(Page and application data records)
== Segment start ==

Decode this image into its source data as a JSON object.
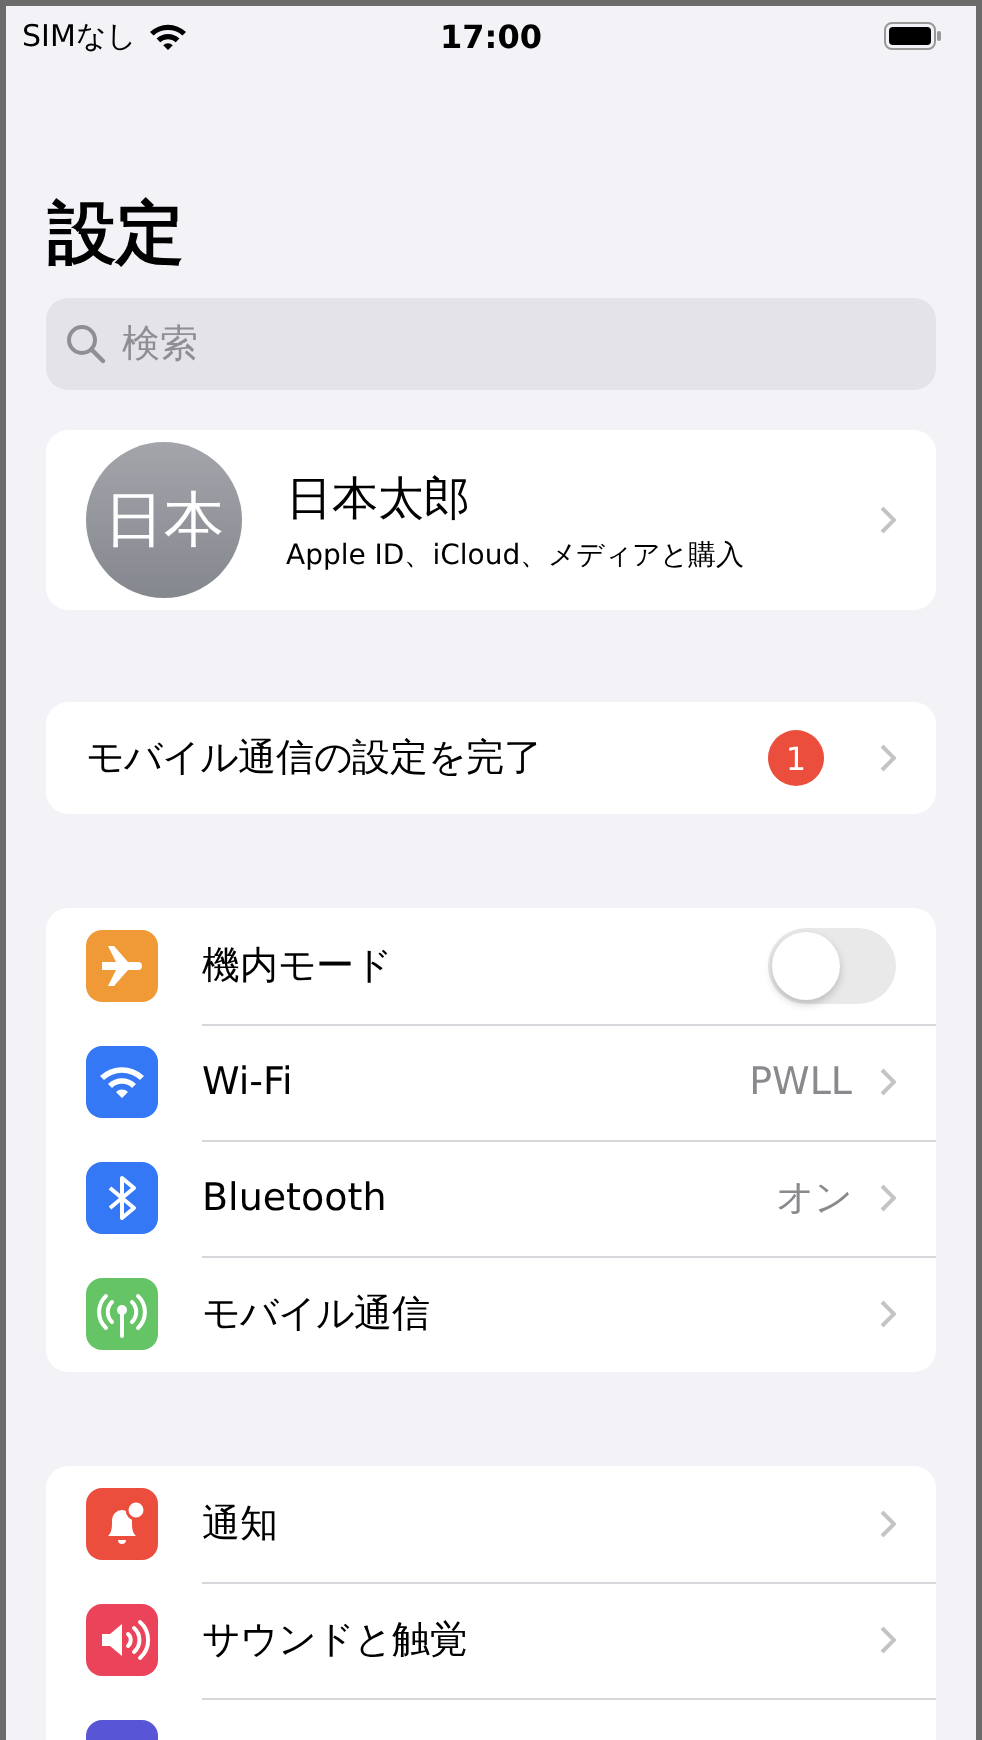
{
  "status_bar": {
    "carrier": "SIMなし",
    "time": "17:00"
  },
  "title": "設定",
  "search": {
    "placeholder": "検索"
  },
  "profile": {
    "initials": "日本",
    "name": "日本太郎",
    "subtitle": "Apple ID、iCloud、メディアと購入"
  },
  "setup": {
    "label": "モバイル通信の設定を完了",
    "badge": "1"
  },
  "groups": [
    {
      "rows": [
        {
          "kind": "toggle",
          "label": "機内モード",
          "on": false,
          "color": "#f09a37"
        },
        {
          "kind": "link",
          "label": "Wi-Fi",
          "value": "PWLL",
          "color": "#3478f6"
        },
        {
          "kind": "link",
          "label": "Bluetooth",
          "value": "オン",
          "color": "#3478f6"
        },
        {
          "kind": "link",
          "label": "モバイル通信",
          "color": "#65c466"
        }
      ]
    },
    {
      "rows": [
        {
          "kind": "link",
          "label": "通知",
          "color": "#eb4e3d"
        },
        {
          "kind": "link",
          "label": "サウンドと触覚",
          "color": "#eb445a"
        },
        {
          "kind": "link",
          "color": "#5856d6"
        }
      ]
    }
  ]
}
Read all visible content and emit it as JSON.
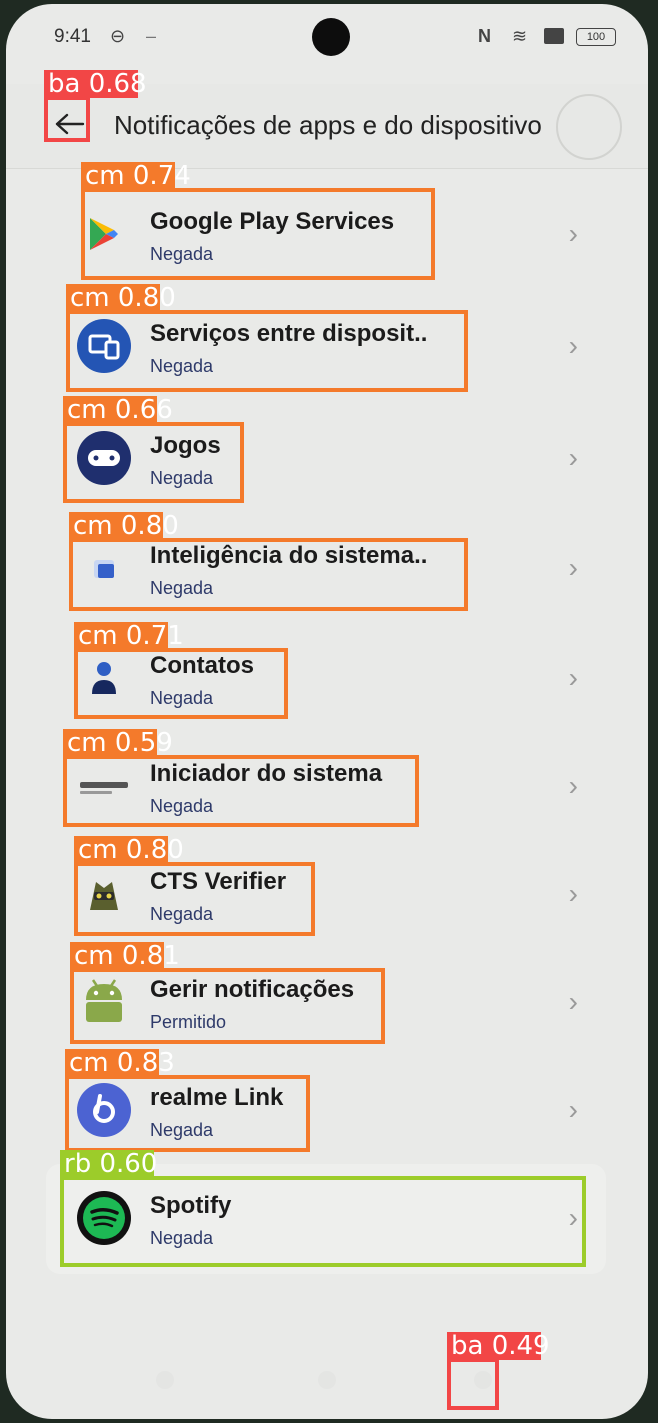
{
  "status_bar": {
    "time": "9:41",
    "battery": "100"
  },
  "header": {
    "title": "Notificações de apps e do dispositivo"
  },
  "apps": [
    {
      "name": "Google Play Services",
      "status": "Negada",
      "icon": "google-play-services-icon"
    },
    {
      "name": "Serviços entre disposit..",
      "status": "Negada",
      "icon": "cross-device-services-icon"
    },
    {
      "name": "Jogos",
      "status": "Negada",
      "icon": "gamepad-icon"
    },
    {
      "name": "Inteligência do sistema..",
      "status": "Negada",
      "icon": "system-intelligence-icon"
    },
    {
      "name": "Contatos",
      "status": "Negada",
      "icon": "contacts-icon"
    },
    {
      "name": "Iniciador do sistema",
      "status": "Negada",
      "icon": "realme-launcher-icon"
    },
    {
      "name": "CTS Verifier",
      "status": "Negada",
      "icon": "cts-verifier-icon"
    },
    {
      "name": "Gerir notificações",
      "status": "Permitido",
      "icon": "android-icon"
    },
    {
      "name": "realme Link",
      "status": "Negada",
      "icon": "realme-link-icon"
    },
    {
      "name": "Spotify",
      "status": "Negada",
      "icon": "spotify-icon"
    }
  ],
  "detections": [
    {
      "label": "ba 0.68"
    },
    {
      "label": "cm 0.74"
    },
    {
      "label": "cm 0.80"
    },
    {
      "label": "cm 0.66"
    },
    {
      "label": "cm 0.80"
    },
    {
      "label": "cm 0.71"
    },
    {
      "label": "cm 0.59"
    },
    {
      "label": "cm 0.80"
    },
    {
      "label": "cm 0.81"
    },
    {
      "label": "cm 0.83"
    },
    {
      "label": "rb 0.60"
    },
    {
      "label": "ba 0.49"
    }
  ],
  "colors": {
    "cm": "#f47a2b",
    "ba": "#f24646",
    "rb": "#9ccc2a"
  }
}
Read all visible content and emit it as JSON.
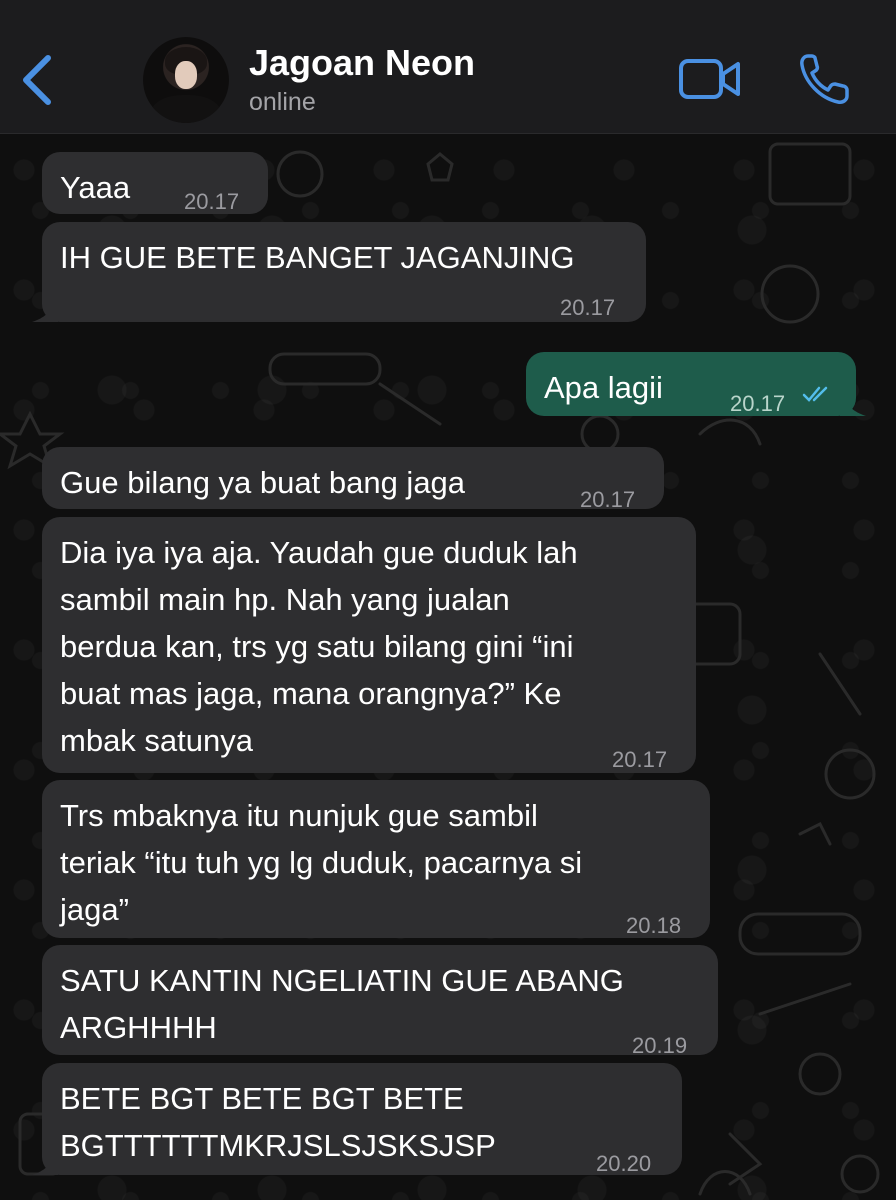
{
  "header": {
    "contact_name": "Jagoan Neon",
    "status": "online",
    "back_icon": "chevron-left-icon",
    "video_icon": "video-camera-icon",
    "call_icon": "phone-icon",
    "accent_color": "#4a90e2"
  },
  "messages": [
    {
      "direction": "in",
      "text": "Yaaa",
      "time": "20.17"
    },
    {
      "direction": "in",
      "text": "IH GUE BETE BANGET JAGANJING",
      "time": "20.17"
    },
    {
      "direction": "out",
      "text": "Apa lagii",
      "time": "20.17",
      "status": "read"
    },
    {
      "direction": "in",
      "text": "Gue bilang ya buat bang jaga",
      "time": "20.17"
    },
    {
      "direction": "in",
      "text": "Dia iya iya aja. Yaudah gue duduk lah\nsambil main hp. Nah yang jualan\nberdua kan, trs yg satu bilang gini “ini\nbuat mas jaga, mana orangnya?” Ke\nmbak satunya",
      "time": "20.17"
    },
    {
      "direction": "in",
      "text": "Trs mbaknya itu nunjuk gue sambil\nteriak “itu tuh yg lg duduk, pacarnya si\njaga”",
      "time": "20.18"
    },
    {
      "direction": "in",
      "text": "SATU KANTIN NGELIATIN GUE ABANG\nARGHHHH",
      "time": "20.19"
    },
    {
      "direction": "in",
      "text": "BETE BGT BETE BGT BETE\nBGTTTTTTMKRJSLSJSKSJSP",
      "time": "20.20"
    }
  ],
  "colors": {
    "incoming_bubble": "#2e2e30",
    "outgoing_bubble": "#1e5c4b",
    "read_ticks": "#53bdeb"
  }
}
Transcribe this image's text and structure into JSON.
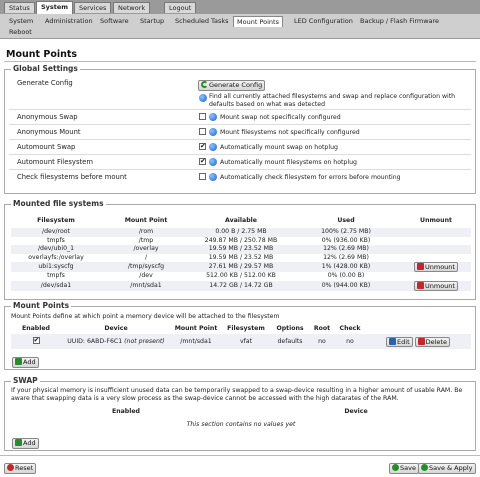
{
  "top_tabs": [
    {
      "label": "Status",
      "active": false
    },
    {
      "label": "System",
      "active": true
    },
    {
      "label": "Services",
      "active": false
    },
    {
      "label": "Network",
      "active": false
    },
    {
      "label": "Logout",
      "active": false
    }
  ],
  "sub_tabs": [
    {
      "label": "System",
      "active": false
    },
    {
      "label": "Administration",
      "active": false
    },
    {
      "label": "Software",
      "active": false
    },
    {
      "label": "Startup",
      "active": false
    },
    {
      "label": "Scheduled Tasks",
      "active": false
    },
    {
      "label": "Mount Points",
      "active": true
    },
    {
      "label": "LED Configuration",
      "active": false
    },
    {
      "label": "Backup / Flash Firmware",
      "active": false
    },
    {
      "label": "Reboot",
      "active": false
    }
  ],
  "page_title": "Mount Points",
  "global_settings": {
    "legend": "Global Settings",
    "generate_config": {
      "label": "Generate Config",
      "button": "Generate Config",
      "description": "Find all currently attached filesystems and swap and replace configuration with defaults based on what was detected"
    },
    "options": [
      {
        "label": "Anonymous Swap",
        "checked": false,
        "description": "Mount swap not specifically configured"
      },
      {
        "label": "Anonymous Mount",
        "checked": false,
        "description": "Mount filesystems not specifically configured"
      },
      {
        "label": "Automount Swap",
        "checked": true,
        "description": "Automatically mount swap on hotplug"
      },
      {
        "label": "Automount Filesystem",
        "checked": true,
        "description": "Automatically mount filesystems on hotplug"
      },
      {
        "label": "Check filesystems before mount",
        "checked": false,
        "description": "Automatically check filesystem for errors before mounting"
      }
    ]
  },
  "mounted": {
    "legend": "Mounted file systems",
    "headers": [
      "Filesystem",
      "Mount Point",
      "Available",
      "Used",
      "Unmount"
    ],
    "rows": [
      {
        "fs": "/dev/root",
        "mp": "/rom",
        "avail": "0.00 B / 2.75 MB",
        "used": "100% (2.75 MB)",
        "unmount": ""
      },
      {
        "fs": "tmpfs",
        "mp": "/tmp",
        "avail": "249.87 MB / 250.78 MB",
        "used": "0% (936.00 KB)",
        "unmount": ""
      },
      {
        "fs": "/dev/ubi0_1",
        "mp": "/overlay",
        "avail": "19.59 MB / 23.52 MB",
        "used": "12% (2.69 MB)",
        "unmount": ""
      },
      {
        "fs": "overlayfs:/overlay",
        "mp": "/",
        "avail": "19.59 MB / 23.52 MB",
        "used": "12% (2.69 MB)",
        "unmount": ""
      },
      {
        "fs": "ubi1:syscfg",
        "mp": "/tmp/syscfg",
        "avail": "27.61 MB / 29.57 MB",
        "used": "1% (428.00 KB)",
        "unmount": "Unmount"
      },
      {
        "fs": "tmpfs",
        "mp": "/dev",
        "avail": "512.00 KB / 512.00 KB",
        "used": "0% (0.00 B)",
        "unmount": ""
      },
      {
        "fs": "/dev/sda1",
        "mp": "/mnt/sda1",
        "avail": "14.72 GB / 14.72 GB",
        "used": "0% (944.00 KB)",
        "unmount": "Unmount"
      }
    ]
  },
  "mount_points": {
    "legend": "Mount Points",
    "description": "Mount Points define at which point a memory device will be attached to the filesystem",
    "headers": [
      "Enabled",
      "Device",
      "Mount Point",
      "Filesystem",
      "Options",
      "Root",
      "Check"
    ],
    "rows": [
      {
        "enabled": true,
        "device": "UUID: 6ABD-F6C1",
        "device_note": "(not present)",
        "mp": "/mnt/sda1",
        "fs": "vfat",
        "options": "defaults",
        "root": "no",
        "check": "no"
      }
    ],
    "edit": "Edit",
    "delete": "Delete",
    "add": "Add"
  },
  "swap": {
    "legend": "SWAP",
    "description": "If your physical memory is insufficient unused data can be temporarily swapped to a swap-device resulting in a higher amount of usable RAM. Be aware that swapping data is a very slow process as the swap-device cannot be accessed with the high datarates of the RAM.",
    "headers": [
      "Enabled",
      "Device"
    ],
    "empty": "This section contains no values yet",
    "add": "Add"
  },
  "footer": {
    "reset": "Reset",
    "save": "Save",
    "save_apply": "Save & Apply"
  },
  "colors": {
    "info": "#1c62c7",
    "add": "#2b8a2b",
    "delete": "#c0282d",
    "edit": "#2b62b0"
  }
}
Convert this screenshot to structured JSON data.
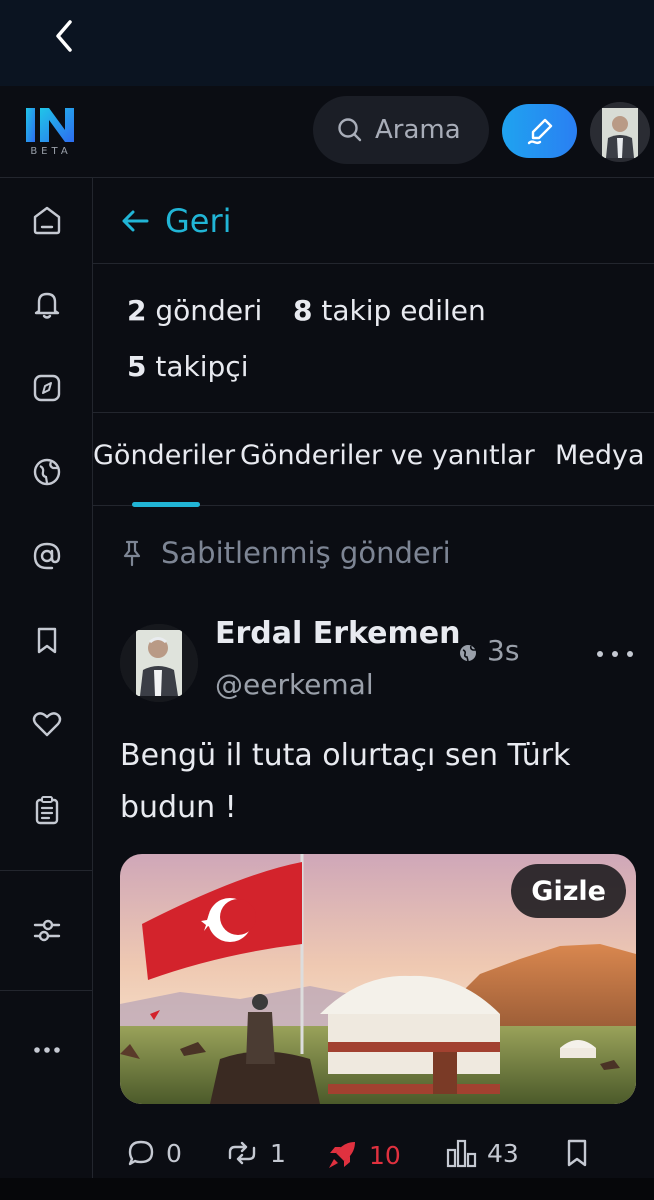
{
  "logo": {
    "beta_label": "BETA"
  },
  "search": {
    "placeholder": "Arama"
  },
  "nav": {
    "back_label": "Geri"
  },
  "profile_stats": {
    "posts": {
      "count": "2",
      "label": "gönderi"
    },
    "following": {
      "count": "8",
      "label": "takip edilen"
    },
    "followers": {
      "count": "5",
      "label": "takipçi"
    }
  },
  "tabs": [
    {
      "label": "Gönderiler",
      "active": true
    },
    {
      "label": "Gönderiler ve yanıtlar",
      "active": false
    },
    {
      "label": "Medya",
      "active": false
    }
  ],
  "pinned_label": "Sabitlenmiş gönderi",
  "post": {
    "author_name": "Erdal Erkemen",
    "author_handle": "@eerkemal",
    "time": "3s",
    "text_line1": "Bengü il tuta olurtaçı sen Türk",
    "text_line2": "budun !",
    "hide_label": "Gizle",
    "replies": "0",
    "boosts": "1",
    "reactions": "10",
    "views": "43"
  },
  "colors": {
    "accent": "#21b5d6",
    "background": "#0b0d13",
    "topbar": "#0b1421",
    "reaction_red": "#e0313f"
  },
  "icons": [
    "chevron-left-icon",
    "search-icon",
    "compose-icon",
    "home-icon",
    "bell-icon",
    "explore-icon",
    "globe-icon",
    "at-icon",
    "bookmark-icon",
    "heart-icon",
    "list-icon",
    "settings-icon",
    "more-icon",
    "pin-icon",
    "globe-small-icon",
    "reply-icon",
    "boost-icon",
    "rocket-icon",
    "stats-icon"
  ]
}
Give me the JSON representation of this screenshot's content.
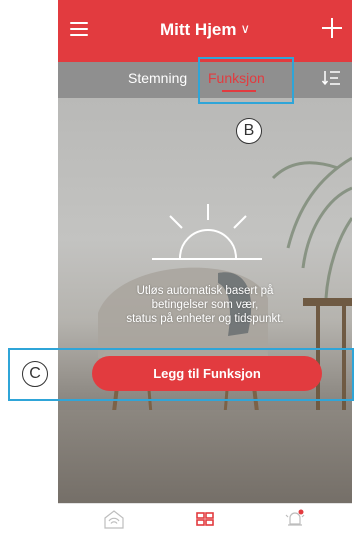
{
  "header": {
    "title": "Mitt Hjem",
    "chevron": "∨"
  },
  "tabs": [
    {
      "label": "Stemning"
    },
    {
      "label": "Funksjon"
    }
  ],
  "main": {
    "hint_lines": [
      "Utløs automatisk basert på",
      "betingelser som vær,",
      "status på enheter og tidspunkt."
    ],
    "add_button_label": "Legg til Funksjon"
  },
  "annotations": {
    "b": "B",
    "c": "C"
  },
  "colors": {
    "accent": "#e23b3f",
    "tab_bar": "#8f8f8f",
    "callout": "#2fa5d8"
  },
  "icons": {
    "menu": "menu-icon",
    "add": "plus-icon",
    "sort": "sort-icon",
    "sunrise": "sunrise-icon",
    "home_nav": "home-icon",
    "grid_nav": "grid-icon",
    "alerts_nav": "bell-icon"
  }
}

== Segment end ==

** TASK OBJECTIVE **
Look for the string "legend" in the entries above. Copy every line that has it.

** REPLY TO THE EXERCISE **
    "legend": "Global Settings",
    "legend": "Mounted file systems",
    "legend": "Mount Points",
    "legend": "SWAP",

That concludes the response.